(Dataset rows describing interfaces)
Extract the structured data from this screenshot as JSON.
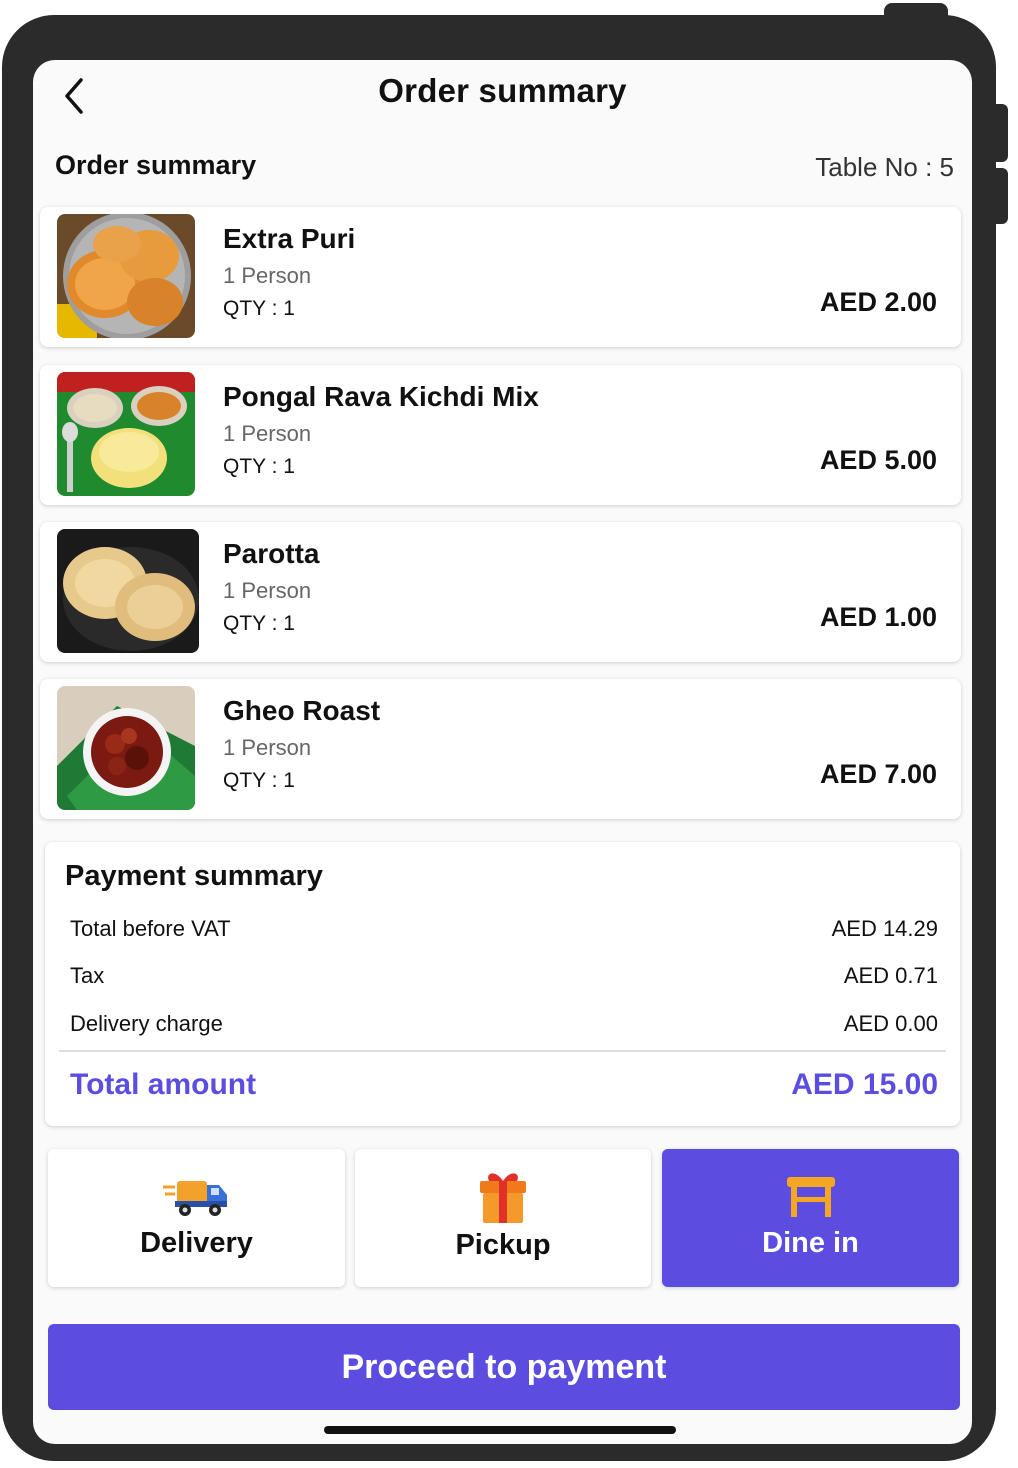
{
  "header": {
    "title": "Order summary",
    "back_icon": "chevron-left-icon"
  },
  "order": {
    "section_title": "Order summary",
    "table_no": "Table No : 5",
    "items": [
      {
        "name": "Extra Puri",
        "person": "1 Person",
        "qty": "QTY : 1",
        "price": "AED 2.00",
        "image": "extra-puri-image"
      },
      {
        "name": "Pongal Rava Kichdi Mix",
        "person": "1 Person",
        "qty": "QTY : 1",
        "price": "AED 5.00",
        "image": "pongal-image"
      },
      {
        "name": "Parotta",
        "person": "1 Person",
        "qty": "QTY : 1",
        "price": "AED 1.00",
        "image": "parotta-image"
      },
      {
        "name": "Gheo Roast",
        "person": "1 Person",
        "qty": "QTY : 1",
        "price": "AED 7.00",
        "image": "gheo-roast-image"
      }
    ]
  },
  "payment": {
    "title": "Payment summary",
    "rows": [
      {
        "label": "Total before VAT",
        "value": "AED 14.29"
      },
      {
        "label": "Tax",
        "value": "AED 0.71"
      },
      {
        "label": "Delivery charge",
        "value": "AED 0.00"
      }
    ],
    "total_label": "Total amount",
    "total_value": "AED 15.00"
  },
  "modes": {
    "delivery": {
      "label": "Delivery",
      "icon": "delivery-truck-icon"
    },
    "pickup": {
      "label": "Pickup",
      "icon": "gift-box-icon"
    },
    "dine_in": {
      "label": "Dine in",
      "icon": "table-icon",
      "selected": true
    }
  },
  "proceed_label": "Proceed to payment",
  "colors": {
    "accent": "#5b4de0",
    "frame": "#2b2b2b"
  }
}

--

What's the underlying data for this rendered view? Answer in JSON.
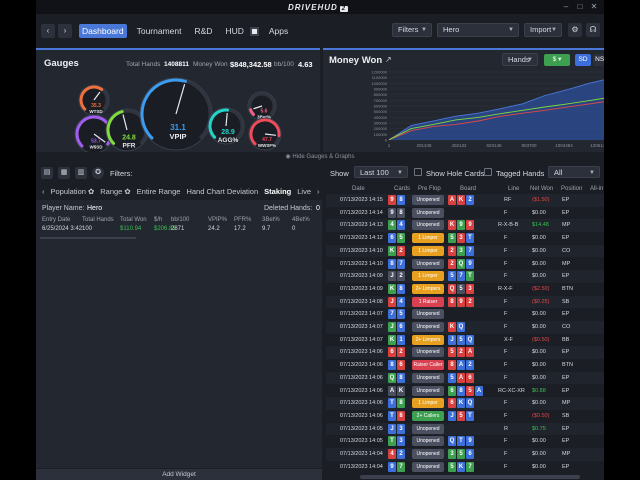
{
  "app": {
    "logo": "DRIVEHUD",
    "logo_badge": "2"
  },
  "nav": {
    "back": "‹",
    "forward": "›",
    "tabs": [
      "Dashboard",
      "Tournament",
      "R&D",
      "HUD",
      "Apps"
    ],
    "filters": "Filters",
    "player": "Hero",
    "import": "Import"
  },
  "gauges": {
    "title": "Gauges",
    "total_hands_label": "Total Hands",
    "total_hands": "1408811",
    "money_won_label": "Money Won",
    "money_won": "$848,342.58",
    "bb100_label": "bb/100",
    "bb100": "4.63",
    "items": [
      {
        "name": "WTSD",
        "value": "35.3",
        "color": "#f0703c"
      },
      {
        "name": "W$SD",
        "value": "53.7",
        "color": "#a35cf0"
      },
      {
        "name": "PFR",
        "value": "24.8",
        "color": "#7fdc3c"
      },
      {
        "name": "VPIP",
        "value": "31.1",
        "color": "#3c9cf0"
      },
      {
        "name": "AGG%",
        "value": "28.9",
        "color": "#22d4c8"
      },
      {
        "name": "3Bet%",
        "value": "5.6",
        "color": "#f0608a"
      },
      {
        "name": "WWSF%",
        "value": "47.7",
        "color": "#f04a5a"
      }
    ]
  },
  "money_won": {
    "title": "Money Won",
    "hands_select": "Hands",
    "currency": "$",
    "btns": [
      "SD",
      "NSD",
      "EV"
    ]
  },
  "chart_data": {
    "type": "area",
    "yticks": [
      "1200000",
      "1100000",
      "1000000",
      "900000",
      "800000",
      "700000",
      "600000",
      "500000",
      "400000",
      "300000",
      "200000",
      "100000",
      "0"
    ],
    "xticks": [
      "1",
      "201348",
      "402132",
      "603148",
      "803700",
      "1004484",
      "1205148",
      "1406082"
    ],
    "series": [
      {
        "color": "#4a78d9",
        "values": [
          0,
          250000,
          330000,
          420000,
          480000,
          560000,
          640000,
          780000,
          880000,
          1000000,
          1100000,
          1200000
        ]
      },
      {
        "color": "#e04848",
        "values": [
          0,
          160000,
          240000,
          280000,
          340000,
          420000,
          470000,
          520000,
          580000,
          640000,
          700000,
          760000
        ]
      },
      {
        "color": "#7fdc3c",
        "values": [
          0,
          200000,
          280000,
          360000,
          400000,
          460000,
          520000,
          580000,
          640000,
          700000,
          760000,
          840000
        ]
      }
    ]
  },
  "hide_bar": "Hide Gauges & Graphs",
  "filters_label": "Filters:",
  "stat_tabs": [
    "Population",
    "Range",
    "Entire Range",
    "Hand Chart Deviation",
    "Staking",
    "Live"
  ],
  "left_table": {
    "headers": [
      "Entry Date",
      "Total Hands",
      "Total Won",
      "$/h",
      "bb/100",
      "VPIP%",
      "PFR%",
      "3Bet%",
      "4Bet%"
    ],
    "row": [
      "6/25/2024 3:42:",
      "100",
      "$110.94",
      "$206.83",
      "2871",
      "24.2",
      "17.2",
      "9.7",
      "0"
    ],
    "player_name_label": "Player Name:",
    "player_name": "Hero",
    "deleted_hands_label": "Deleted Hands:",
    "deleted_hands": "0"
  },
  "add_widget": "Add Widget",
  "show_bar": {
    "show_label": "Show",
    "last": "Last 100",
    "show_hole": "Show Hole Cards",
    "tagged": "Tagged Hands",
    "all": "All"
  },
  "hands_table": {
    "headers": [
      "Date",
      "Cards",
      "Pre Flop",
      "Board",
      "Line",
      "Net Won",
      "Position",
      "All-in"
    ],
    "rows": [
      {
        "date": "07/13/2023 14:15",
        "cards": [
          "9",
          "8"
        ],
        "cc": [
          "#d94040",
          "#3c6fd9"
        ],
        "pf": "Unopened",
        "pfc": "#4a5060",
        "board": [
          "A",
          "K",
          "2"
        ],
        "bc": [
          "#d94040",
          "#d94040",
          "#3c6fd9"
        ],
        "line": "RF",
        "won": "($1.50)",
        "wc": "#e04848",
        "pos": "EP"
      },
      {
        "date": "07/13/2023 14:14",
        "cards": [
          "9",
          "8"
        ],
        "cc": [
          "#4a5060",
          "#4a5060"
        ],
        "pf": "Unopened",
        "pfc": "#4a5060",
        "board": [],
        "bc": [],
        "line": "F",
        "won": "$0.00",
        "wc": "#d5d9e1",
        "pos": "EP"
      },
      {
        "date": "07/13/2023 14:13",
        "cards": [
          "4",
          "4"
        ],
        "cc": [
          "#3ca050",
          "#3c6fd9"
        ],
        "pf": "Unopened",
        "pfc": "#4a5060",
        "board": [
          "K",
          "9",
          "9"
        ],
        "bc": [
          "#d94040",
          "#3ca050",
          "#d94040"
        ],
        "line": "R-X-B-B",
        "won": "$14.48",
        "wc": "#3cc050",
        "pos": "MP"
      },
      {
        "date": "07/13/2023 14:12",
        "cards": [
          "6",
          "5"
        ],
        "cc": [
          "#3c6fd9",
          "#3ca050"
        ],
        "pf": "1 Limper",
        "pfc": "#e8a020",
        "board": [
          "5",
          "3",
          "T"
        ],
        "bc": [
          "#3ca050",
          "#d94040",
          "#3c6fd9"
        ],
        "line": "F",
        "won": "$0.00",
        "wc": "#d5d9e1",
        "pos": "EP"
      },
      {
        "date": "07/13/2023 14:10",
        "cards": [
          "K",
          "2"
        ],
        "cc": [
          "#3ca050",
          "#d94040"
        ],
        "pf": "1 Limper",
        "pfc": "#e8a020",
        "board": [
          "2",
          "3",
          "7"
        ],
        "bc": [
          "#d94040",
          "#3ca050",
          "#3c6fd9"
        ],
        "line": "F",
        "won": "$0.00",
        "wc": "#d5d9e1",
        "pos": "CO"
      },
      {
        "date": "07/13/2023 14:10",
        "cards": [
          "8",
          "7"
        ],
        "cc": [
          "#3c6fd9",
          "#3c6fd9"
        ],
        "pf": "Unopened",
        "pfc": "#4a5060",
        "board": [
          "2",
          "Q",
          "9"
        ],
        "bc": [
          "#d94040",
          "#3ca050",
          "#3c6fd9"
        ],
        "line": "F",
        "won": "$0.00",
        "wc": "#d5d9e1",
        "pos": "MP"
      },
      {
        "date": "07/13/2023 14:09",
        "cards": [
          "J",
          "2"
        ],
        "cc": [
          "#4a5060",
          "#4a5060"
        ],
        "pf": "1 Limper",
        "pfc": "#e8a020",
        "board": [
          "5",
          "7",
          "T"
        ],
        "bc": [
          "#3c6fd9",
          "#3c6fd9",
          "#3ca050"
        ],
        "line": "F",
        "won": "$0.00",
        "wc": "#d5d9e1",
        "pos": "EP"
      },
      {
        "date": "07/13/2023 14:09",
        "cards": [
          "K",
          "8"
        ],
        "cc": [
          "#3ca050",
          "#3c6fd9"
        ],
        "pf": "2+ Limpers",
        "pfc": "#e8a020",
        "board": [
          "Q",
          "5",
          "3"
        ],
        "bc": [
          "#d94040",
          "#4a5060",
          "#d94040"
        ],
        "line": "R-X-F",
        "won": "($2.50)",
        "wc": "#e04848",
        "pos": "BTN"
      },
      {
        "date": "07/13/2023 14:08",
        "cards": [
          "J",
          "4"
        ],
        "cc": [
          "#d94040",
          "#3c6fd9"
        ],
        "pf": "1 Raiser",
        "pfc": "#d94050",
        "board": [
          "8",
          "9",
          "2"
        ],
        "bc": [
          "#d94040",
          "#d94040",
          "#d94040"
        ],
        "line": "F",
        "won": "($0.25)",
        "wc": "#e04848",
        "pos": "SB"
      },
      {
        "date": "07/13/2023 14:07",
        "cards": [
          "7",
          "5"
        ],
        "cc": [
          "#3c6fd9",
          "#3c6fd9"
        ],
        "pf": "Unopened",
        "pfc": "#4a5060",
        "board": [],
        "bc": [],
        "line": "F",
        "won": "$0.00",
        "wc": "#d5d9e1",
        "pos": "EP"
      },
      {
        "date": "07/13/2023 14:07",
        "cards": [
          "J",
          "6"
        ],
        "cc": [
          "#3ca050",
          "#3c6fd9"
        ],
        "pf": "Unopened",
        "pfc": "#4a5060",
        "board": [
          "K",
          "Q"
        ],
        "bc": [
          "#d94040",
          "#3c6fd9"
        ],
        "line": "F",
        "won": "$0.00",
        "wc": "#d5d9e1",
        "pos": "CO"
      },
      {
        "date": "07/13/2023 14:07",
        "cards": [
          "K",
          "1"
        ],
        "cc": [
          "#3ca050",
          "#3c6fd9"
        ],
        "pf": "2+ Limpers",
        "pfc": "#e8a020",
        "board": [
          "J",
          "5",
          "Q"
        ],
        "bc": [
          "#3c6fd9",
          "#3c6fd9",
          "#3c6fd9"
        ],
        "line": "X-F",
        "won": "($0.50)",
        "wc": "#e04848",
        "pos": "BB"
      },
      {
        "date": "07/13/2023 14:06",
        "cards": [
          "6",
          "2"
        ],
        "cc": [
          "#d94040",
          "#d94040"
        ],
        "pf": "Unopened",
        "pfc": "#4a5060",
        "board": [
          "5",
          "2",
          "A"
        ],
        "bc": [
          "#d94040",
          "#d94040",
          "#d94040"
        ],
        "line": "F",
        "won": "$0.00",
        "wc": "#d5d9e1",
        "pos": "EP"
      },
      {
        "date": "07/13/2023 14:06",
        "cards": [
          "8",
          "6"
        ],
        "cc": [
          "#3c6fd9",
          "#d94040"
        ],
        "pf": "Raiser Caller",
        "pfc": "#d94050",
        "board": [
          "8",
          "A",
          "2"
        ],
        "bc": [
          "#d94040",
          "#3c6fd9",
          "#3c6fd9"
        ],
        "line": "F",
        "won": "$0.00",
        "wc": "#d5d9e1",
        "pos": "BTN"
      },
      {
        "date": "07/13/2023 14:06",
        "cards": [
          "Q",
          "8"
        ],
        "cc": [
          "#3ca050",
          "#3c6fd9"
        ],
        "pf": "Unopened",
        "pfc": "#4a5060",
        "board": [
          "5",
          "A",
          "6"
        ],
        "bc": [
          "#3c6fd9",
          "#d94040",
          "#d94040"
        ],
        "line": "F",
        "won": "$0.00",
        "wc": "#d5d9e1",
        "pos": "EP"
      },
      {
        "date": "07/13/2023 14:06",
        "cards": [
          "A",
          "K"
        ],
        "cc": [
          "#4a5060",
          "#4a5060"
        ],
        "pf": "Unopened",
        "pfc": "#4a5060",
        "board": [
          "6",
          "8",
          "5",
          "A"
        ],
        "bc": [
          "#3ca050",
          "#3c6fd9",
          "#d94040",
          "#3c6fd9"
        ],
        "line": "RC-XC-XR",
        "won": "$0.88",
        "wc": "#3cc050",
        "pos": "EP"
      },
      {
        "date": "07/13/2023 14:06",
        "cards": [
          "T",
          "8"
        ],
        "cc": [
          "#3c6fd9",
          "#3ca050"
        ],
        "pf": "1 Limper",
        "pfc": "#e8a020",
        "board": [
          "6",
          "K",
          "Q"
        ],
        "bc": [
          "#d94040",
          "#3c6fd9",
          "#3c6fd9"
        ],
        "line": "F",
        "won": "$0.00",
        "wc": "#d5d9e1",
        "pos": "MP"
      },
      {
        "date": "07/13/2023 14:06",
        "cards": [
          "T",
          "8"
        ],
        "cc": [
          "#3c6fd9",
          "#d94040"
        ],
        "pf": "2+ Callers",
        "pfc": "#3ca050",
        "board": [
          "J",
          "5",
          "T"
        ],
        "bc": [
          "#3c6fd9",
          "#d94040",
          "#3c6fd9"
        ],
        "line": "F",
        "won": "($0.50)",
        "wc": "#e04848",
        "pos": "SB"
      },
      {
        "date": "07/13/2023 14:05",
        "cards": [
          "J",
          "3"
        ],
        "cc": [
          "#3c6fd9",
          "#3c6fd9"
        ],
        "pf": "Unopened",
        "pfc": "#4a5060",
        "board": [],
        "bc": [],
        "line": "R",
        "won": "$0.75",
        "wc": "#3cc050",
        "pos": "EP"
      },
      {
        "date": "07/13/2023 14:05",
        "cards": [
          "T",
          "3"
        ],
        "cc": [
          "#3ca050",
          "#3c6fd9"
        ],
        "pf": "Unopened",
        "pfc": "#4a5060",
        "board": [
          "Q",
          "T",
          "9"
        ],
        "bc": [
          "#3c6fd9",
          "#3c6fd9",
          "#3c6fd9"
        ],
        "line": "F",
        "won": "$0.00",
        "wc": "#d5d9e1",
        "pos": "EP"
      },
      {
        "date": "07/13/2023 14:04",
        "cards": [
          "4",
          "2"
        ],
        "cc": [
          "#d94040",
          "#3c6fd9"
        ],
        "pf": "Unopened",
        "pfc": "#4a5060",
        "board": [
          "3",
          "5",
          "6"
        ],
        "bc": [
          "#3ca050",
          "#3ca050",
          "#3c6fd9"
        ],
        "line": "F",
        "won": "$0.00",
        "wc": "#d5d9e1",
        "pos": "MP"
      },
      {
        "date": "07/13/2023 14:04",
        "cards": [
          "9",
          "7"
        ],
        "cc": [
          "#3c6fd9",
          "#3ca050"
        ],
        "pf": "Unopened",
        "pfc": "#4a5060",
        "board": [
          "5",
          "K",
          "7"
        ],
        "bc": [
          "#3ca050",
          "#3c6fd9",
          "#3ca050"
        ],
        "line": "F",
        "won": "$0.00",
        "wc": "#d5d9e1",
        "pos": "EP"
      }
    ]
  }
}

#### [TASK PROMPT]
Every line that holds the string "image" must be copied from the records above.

#### [ANSWER TO THE EXERCISE]
        "image": "extra-puri-image"
        "image": "pongal-image"
        "image": "parotta-image"
        "image": "gheo-roast-image"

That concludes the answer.